■ INFORMATION GIVEN ■
----
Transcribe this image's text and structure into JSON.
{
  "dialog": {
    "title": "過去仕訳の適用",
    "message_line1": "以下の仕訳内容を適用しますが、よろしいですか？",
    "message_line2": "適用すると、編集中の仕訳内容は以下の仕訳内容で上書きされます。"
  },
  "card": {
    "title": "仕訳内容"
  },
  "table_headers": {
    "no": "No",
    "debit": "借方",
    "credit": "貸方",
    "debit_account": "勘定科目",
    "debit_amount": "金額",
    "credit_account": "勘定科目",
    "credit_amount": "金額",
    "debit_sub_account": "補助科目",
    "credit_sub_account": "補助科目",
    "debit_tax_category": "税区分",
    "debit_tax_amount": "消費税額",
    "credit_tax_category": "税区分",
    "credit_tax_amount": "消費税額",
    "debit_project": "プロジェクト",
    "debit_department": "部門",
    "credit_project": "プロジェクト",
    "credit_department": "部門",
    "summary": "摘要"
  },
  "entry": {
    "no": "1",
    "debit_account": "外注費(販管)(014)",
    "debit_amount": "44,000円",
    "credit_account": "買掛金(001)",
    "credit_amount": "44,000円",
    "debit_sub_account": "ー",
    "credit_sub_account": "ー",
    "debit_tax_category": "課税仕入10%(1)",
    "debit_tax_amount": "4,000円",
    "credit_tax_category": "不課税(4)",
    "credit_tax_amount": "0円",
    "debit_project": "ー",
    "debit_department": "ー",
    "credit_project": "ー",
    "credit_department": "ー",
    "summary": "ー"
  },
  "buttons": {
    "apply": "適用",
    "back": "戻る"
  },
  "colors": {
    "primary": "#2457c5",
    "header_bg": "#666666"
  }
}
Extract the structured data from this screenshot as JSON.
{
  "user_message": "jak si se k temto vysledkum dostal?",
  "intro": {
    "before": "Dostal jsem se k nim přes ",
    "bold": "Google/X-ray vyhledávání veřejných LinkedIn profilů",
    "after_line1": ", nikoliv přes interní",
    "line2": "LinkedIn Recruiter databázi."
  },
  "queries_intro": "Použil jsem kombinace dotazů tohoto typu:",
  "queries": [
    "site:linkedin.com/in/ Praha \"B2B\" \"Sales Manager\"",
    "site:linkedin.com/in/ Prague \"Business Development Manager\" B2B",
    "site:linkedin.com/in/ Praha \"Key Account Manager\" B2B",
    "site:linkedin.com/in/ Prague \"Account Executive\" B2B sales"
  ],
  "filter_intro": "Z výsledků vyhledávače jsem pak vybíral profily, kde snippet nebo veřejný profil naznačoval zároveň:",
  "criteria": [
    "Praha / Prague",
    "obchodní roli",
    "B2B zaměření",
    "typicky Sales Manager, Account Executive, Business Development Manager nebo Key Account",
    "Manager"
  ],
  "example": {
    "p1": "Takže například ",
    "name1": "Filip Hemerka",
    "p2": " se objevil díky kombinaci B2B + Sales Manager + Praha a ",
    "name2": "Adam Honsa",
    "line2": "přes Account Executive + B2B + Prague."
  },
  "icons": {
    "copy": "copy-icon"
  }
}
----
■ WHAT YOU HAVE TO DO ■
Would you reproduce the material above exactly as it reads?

■ RESULT ■
Transcribe this image's text and structure into JSON.
{
  "dialog": {
    "title": "過去仕訳の適用",
    "message_line1": "以下の仕訳内容を適用しますが、よろしいですか？",
    "message_line2": "適用すると、編集中の仕訳内容は以下の仕訳内容で上書きされます。"
  },
  "card": {
    "title": "仕訳内容"
  },
  "table_headers": {
    "no": "No",
    "debit": "借方",
    "credit": "貸方",
    "debit_account": "勘定科目",
    "debit_amount": "金額",
    "credit_account": "勘定科目",
    "credit_amount": "金額",
    "debit_sub_account": "補助科目",
    "credit_sub_account": "補助科目",
    "debit_tax_category": "税区分",
    "debit_tax_amount": "消費税額",
    "credit_tax_category": "税区分",
    "credit_tax_amount": "消費税額",
    "debit_project": "プロジェクト",
    "debit_department": "部門",
    "credit_project": "プロジェクト",
    "credit_department": "部門",
    "summary": "摘要"
  },
  "entry": {
    "no": "1",
    "debit_account": "外注費(販管)(014)",
    "debit_amount": "44,000円",
    "credit_account": "買掛金(001)",
    "credit_amount": "44,000円",
    "debit_sub_account": "ー",
    "credit_sub_account": "ー",
    "debit_tax_category": "課税仕入10%(1)",
    "debit_tax_amount": "4,000円",
    "credit_tax_category": "不課税(4)",
    "credit_tax_amount": "0円",
    "debit_project": "ー",
    "debit_department": "ー",
    "credit_project": "ー",
    "credit_department": "ー",
    "summary": "ー"
  },
  "buttons": {
    "apply": "適用",
    "back": "戻る"
  },
  "colors": {
    "primary": "#2457c5",
    "header_bg": "#666666"
  }
}
Extract the structured data from this screenshot as JSON.
{
  "user_message": "jak si se k temto vysledkum dostal?",
  "intro": {
    "before": "Dostal jsem se k nim přes ",
    "bold": "Google/X-ray vyhledávání veřejných LinkedIn profilů",
    "after_line1": ", nikoliv přes interní",
    "line2": "LinkedIn Recruiter databázi."
  },
  "queries_intro": "Použil jsem kombinace dotazů tohoto typu:",
  "queries": [
    "site:linkedin.com/in/ Praha \"B2B\" \"Sales Manager\"",
    "site:linkedin.com/in/ Prague \"Business Development Manager\" B2B",
    "site:linkedin.com/in/ Praha \"Key Account Manager\" B2B",
    "site:linkedin.com/in/ Prague \"Account Executive\" B2B sales"
  ],
  "filter_intro": "Z výsledků vyhledávače jsem pak vybíral profily, kde snippet nebo veřejný profil naznačoval zároveň:",
  "criteria": [
    "Praha / Prague",
    "obchodní roli",
    "B2B zaměření",
    "typicky Sales Manager, Account Executive, Business Development Manager nebo Key Account",
    "Manager"
  ],
  "example": {
    "p1": "Takže například ",
    "name1": "Filip Hemerka",
    "p2": " se objevil díky kombinaci B2B + Sales Manager + Praha a ",
    "name2": "Adam Honsa",
    "line2": "přes Account Executive + B2B + Prague."
  },
  "icons": {
    "copy": "copy-icon"
  }
}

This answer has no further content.